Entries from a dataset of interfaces
──────────

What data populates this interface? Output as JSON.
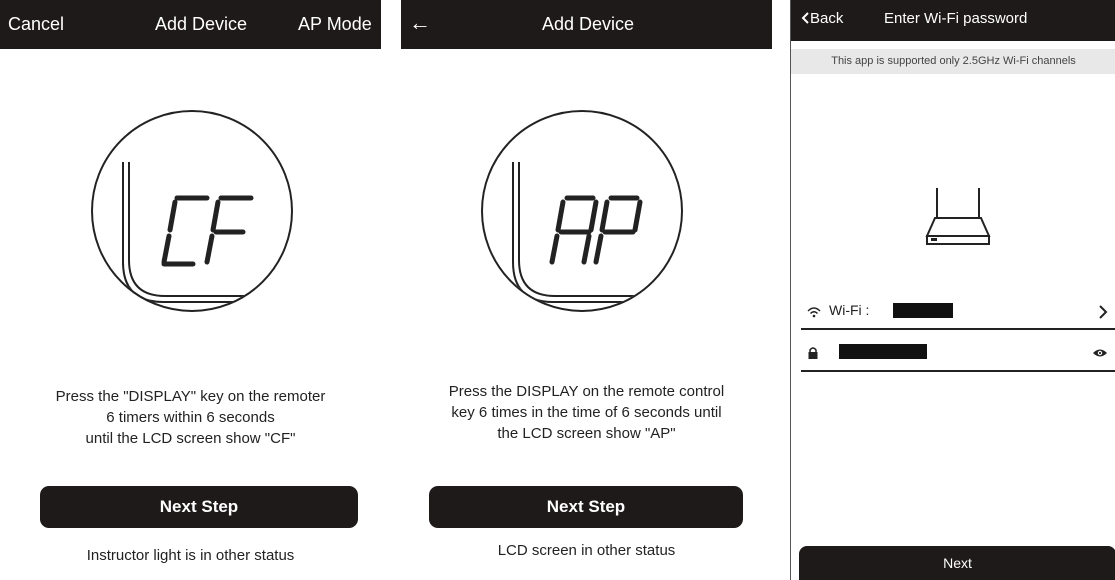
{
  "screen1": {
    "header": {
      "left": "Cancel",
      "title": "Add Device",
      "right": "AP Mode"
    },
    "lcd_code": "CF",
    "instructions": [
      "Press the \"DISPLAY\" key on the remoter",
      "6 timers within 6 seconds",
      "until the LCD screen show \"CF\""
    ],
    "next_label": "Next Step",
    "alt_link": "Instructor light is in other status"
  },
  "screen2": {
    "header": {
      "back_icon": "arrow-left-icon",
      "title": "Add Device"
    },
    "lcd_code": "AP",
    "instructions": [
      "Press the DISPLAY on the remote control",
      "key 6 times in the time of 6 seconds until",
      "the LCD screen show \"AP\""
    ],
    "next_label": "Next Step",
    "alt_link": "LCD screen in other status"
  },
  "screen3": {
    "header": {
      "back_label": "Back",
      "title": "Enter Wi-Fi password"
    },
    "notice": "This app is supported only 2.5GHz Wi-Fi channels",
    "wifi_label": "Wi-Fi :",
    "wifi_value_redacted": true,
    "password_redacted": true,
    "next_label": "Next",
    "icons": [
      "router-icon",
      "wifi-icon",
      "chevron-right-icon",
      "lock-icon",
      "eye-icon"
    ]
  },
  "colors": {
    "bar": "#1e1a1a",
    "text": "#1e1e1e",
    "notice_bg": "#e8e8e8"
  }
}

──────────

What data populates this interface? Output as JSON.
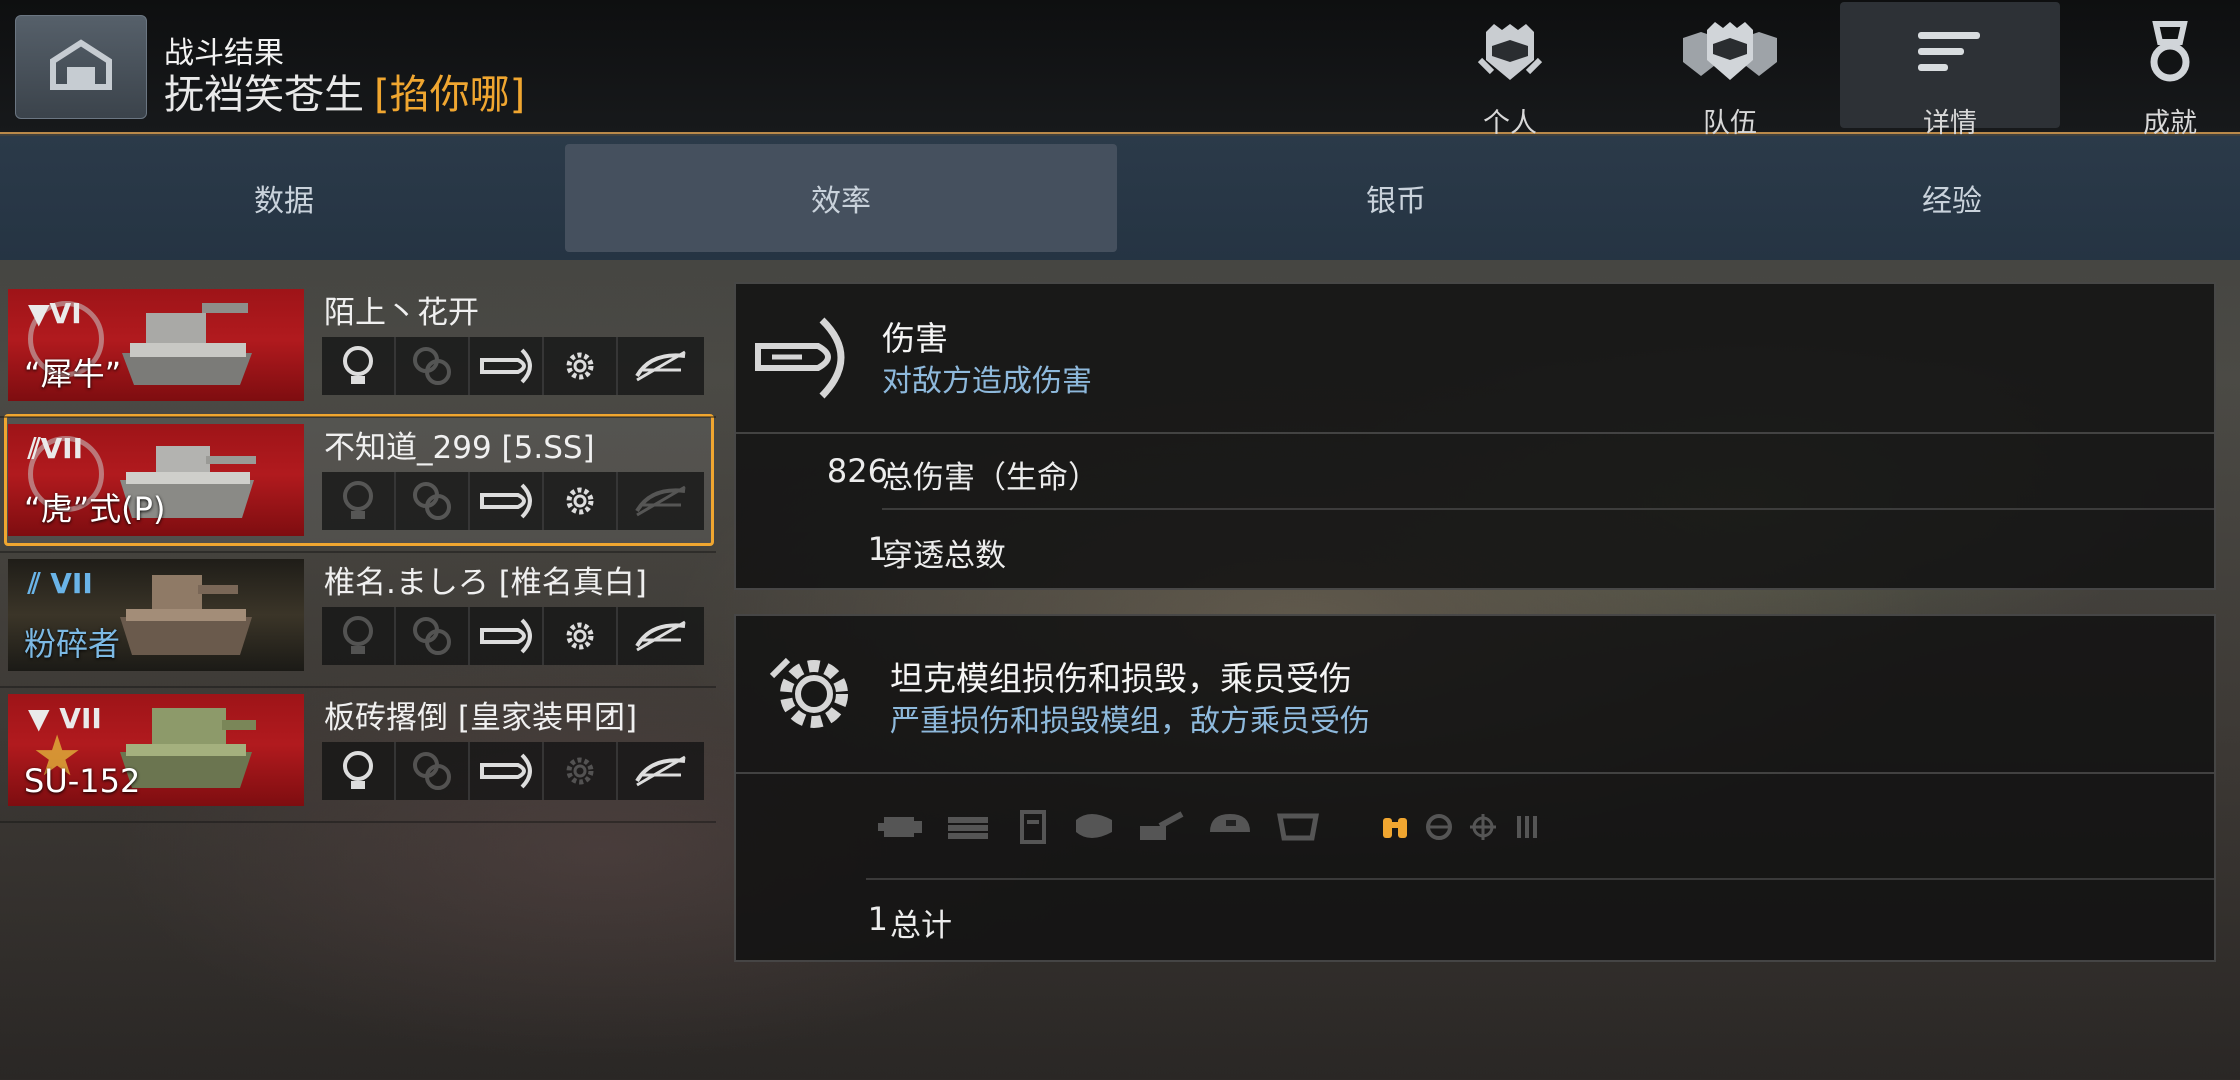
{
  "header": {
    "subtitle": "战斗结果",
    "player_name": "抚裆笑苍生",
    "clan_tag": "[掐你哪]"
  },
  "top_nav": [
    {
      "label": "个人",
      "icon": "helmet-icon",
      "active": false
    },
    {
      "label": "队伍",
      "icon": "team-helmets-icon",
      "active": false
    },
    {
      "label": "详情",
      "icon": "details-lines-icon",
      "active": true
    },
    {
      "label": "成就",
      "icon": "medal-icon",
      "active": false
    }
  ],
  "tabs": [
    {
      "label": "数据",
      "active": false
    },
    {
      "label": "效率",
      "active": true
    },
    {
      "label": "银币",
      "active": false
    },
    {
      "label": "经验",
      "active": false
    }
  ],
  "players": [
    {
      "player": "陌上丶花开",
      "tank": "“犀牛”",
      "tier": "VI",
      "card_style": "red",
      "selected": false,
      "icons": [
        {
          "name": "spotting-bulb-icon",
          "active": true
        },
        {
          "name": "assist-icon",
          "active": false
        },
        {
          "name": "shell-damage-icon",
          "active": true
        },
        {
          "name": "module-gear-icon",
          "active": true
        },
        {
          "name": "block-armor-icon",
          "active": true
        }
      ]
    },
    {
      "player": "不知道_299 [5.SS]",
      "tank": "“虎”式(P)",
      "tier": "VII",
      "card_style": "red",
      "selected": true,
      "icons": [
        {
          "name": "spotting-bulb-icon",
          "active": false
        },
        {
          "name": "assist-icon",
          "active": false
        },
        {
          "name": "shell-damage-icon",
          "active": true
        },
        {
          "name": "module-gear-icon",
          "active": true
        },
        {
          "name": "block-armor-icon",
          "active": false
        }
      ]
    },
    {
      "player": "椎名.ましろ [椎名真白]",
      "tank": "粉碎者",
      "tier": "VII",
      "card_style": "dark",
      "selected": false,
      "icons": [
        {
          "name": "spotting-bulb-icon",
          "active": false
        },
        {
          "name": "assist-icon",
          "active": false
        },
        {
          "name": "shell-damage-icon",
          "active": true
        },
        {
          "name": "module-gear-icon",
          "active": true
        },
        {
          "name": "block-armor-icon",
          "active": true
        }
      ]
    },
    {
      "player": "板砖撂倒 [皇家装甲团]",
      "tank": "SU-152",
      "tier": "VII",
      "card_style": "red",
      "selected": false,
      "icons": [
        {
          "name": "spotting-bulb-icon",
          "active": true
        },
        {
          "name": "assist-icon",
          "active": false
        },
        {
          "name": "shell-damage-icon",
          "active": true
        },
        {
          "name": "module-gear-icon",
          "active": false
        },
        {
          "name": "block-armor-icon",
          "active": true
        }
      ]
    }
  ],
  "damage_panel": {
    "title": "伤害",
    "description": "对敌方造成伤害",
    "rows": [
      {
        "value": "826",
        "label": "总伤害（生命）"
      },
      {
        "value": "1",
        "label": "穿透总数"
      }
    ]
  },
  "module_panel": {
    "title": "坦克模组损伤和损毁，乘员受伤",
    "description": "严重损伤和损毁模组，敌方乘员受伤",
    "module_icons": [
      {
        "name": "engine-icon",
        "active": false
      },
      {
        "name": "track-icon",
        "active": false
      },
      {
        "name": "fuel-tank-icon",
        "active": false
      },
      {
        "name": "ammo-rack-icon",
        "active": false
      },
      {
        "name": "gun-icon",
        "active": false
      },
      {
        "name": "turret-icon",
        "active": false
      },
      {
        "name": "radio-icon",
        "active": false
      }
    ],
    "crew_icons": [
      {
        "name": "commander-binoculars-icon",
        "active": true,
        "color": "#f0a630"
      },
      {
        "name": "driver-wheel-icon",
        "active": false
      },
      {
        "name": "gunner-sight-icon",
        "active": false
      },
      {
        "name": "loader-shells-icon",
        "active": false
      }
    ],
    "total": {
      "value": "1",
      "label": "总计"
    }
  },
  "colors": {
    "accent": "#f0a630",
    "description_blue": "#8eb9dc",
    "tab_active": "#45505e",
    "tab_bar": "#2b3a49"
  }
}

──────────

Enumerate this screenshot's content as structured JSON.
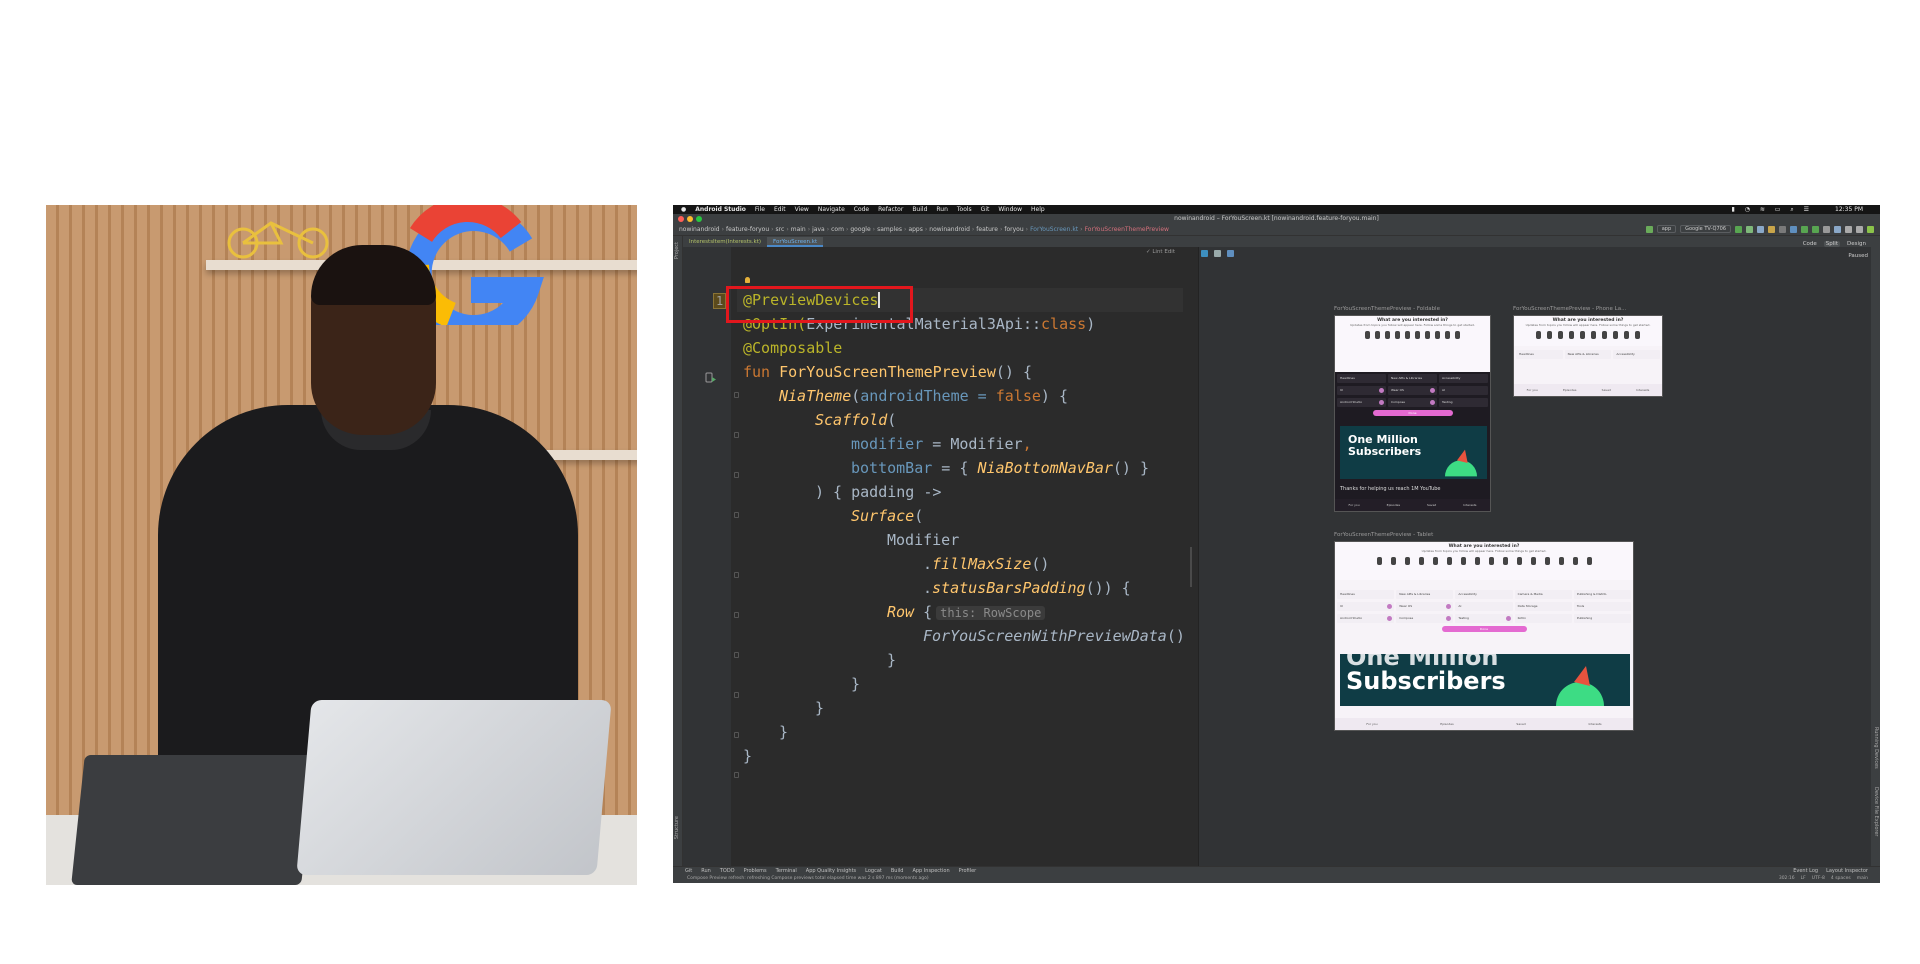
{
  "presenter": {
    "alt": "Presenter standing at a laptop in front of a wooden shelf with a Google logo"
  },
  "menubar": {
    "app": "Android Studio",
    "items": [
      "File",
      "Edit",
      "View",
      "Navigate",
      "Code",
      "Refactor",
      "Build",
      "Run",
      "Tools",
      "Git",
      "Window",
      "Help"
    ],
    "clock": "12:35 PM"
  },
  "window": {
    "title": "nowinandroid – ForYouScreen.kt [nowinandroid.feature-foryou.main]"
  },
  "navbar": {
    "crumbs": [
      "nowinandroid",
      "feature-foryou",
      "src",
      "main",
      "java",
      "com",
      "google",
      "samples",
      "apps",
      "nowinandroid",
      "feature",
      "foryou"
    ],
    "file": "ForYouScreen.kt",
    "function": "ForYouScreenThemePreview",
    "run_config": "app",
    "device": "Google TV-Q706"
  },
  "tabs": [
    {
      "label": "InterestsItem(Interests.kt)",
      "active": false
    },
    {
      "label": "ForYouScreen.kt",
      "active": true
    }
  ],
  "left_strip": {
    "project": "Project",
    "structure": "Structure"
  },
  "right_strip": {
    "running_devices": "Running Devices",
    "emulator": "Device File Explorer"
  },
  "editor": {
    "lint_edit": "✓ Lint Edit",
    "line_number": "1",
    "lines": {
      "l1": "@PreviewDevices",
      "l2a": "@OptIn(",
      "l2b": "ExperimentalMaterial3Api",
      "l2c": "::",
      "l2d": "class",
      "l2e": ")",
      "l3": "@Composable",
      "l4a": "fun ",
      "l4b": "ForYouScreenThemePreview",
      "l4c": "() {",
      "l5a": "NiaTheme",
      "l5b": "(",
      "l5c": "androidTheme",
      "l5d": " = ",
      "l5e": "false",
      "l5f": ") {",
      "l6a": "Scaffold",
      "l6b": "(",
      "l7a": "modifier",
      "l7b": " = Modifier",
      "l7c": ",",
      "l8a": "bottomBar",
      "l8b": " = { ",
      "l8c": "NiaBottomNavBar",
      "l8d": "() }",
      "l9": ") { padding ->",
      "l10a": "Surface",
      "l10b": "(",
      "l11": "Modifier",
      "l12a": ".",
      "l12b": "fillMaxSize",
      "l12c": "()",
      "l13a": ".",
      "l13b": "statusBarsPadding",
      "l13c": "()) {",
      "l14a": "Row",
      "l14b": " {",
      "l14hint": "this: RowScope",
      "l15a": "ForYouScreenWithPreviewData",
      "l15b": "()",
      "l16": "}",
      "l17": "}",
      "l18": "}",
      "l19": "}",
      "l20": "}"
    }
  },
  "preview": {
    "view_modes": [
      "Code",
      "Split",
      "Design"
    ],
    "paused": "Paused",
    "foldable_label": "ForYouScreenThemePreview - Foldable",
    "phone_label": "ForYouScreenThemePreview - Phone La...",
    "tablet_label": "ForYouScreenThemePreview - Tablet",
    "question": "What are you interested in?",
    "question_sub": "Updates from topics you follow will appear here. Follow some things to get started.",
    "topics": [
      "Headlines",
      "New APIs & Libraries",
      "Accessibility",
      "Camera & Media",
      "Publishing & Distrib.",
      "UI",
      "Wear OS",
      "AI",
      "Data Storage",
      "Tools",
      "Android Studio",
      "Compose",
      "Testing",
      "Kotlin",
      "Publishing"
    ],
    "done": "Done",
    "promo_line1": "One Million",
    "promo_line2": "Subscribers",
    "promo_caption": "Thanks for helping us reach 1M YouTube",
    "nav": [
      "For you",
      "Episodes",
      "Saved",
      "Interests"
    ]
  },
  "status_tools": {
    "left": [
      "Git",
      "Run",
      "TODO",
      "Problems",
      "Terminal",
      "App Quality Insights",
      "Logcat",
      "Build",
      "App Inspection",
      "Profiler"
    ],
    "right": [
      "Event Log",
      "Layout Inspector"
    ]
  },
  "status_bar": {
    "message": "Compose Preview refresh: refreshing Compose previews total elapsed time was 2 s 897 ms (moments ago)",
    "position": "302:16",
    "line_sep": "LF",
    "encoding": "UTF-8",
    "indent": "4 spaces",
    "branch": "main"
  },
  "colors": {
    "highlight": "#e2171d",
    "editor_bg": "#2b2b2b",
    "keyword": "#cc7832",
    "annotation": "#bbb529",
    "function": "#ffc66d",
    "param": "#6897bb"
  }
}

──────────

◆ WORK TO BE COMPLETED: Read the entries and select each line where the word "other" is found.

◆ RESPONSE TO THE TASK:
    "alt_link": "Instructor light is in other status"
    "alt_link": "LCD screen in other status"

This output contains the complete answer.